* TASK TO CARRY OUT:
All of the records below need to be copied exactly.

* EXTRACTED DATA:
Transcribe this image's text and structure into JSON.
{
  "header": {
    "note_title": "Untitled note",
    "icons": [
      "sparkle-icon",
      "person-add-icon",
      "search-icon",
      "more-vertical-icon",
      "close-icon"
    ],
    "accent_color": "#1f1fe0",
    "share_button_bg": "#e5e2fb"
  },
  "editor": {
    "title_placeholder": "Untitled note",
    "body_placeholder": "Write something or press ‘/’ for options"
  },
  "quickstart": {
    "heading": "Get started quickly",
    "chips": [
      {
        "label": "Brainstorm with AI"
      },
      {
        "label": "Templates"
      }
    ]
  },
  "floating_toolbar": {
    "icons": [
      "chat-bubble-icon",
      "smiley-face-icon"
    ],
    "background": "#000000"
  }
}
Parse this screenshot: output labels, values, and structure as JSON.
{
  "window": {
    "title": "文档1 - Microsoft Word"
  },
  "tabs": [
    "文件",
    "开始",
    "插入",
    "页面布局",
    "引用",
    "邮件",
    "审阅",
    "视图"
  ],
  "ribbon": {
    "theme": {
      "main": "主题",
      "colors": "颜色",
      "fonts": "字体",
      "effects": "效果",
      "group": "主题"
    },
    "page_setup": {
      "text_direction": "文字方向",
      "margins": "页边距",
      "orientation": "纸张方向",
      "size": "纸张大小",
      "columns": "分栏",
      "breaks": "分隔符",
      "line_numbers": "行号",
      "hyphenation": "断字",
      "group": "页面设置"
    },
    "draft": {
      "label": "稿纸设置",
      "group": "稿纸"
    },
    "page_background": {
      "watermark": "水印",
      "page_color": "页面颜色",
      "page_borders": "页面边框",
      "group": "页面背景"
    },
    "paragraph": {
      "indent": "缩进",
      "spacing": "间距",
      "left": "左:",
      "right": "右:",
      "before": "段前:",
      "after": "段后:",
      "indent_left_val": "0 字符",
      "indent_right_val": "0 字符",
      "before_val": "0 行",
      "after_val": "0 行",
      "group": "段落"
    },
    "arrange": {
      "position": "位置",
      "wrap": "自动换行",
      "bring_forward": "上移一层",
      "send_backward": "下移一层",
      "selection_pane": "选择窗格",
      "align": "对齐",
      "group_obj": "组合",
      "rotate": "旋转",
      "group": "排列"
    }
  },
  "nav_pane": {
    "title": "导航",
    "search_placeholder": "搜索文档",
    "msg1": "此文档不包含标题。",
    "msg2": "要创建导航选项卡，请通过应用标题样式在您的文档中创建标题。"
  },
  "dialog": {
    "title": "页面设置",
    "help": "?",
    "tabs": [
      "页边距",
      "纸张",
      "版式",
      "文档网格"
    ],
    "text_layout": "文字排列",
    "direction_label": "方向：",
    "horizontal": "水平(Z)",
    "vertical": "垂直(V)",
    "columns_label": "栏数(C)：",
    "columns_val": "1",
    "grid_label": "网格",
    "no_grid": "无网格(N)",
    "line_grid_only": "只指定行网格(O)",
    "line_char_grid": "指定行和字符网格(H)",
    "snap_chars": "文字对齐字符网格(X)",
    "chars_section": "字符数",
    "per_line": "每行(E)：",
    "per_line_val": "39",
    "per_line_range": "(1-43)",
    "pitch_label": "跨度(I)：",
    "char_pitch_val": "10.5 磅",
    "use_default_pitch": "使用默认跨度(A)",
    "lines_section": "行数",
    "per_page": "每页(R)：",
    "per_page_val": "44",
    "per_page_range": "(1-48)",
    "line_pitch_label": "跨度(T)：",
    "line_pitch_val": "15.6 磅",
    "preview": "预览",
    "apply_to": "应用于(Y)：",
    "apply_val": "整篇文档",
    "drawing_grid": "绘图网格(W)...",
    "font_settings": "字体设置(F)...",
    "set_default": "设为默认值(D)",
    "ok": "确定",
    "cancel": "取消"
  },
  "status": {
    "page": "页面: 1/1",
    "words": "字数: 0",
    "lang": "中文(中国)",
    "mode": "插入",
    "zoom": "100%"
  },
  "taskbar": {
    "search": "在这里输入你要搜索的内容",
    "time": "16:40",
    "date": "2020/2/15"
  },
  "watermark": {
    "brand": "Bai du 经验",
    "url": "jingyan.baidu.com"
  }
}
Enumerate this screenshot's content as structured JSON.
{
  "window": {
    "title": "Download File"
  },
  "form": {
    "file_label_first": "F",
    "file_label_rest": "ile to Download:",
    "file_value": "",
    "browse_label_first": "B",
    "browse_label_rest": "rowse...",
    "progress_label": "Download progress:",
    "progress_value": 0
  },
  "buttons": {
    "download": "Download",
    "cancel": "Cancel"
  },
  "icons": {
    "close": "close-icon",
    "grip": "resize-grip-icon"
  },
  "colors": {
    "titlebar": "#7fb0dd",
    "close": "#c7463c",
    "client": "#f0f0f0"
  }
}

* RESULT OF THE TASK:
Transcribe this image's text and structure into JSON.
{
  "header": {
    "note_title": "Untitled note",
    "icons": [
      "sparkle-icon",
      "person-add-icon",
      "search-icon",
      "more-vertical-icon",
      "close-icon"
    ],
    "accent_color": "#1f1fe0",
    "share_button_bg": "#e5e2fb"
  },
  "editor": {
    "title_placeholder": "Untitled note",
    "body_placeholder": "Write something or press ‘/’ for options"
  },
  "quickstart": {
    "heading": "Get started quickly",
    "chips": [
      {
        "label": "Brainstorm with AI"
      },
      {
        "label": "Templates"
      }
    ]
  },
  "floating_toolbar": {
    "icons": [
      "chat-bubble-icon",
      "smiley-face-icon"
    ],
    "background": "#000000"
  }
}
Parse this screenshot: output labels, values, and structure as JSON.
{
  "window": {
    "title": "文档1 - Microsoft Word"
  },
  "tabs": [
    "文件",
    "开始",
    "插入",
    "页面布局",
    "引用",
    "邮件",
    "审阅",
    "视图"
  ],
  "ribbon": {
    "theme": {
      "main": "主题",
      "colors": "颜色",
      "fonts": "字体",
      "effects": "效果",
      "group": "主题"
    },
    "page_setup": {
      "text_direction": "文字方向",
      "margins": "页边距",
      "orientation": "纸张方向",
      "size": "纸张大小",
      "columns": "分栏",
      "breaks": "分隔符",
      "line_numbers": "行号",
      "hyphenation": "断字",
      "group": "页面设置"
    },
    "draft": {
      "label": "稿纸设置",
      "group": "稿纸"
    },
    "page_background": {
      "watermark": "水印",
      "page_color": "页面颜色",
      "page_borders": "页面边框",
      "group": "页面背景"
    },
    "paragraph": {
      "indent": "缩进",
      "spacing": "间距",
      "left": "左:",
      "right": "右:",
      "before": "段前:",
      "after": "段后:",
      "indent_left_val": "0 字符",
      "indent_right_val": "0 字符",
      "before_val": "0 行",
      "after_val": "0 行",
      "group": "段落"
    },
    "arrange": {
      "position": "位置",
      "wrap": "自动换行",
      "bring_forward": "上移一层",
      "send_backward": "下移一层",
      "selection_pane": "选择窗格",
      "align": "对齐",
      "group_obj": "组合",
      "rotate": "旋转",
      "group": "排列"
    }
  },
  "nav_pane": {
    "title": "导航",
    "search_placeholder": "搜索文档",
    "msg1": "此文档不包含标题。",
    "msg2": "要创建导航选项卡，请通过应用标题样式在您的文档中创建标题。"
  },
  "dialog": {
    "title": "页面设置",
    "help": "?",
    "tabs": [
      "页边距",
      "纸张",
      "版式",
      "文档网格"
    ],
    "text_layout": "文字排列",
    "direction_label": "方向：",
    "horizontal": "水平(Z)",
    "vertical": "垂直(V)",
    "columns_label": "栏数(C)：",
    "columns_val": "1",
    "grid_label": "网格",
    "no_grid": "无网格(N)",
    "line_grid_only": "只指定行网格(O)",
    "line_char_grid": "指定行和字符网格(H)",
    "snap_chars": "文字对齐字符网格(X)",
    "chars_section": "字符数",
    "per_line": "每行(E)：",
    "per_line_val": "39",
    "per_line_range": "(1-43)",
    "pitch_label": "跨度(I)：",
    "char_pitch_val": "10.5 磅",
    "use_default_pitch": "使用默认跨度(A)",
    "lines_section": "行数",
    "per_page": "每页(R)：",
    "per_page_val": "44",
    "per_page_range": "(1-48)",
    "line_pitch_label": "跨度(T)：",
    "line_pitch_val": "15.6 磅",
    "preview": "预览",
    "apply_to": "应用于(Y)：",
    "apply_val": "整篇文档",
    "drawing_grid": "绘图网格(W)...",
    "font_settings": "字体设置(F)...",
    "set_default": "设为默认值(D)",
    "ok": "确定",
    "cancel": "取消"
  },
  "status": {
    "page": "页面: 1/1",
    "words": "字数: 0",
    "lang": "中文(中国)",
    "mode": "插入",
    "zoom": "100%"
  },
  "taskbar": {
    "search": "在这里输入你要搜索的内容",
    "time": "16:40",
    "date": "2020/2/15"
  },
  "watermark": {
    "brand": "Bai du 经验",
    "url": "jingyan.baidu.com"
  }
}
Enumerate this screenshot's content as structured JSON.
{
  "window": {
    "title": "Download File"
  },
  "form": {
    "file_label_first": "F",
    "file_label_rest": "ile to Download:",
    "file_value": "",
    "browse_label_first": "B",
    "browse_label_rest": "rowse...",
    "progress_label": "Download progress:",
    "progress_value": 0
  },
  "buttons": {
    "download": "Download",
    "cancel": "Cancel"
  },
  "icons": {
    "close": "close-icon",
    "grip": "resize-grip-icon"
  },
  "colors": {
    "titlebar": "#7fb0dd",
    "close": "#c7463c",
    "client": "#f0f0f0"
  }
}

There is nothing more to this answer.